DESCRIPTION OF THE TASK: In the entries below, find each line where the word "this" appears and give only the total count of such lines.

TASK INPUTS:
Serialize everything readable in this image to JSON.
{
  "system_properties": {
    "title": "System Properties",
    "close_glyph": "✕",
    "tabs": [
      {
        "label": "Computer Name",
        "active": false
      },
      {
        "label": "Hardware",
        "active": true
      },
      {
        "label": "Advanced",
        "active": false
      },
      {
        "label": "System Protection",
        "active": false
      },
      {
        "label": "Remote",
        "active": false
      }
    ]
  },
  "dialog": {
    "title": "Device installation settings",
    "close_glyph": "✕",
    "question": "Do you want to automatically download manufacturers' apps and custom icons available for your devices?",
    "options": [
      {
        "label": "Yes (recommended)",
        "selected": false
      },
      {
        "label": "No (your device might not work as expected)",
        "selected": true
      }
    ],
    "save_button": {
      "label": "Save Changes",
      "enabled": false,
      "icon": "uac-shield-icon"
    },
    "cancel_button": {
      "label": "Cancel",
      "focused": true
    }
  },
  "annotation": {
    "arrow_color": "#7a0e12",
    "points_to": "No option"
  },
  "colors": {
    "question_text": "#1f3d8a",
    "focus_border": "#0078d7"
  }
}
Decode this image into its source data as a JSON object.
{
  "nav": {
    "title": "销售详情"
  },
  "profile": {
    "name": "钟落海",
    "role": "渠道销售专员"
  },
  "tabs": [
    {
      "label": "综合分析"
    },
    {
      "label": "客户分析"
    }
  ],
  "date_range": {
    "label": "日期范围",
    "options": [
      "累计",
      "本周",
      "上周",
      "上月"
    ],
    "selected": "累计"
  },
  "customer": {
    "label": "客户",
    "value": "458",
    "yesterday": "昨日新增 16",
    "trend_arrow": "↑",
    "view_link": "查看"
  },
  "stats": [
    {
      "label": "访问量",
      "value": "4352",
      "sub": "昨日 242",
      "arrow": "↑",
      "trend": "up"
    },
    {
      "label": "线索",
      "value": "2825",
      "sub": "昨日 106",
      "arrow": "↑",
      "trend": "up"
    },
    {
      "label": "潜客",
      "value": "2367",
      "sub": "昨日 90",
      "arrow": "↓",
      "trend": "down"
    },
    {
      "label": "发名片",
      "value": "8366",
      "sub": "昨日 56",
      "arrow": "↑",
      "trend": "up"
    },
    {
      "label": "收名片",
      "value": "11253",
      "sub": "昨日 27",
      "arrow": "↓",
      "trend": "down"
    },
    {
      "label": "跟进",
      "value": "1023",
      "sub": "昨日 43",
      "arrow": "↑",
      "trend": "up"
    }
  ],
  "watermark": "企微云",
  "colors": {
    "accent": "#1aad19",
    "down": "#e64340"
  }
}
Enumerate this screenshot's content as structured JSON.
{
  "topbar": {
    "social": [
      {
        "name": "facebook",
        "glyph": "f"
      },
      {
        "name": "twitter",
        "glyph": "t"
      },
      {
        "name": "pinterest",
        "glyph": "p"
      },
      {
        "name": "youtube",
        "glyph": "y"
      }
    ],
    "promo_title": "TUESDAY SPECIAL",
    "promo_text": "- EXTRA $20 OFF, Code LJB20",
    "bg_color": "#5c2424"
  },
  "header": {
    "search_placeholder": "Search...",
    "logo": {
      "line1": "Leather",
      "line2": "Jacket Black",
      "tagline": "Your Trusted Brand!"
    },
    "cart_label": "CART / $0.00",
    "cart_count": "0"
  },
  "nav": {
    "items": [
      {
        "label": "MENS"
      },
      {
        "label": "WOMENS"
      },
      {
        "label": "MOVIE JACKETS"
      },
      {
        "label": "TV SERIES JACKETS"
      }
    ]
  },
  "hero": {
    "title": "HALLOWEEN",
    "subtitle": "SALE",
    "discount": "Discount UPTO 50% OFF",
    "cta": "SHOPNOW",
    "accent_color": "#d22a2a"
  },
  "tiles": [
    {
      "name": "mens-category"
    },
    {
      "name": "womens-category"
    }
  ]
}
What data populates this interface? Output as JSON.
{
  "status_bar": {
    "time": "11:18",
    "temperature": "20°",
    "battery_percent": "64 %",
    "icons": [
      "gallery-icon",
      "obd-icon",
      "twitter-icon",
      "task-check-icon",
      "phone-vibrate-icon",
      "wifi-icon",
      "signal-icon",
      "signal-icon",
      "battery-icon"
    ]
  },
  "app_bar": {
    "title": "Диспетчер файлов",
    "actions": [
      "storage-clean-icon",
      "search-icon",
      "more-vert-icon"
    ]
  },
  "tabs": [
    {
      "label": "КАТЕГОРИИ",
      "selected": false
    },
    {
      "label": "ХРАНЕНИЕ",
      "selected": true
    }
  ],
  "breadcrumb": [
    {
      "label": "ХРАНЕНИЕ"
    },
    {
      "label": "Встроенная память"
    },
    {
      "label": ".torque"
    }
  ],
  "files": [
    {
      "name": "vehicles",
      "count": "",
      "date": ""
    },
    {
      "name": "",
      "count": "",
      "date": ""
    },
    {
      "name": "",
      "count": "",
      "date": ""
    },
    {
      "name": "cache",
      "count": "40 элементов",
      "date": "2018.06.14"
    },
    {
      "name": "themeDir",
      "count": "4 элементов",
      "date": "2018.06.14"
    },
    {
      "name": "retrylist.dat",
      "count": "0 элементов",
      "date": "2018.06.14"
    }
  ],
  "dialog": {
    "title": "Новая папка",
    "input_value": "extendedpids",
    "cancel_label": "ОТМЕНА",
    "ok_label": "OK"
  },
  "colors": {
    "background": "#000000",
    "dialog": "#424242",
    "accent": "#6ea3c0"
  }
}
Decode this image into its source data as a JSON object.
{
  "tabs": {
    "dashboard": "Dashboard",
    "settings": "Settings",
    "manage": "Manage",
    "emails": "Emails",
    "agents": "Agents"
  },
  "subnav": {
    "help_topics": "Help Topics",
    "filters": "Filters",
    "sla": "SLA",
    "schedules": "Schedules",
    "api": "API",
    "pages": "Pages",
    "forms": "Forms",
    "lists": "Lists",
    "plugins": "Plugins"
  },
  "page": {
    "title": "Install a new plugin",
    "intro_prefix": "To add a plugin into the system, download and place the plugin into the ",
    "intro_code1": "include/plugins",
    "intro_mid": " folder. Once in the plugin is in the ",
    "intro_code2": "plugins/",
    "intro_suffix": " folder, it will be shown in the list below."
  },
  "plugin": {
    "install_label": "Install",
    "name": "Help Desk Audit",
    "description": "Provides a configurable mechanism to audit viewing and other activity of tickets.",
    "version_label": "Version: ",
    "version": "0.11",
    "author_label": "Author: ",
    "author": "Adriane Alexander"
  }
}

COMPLETED TASK: 5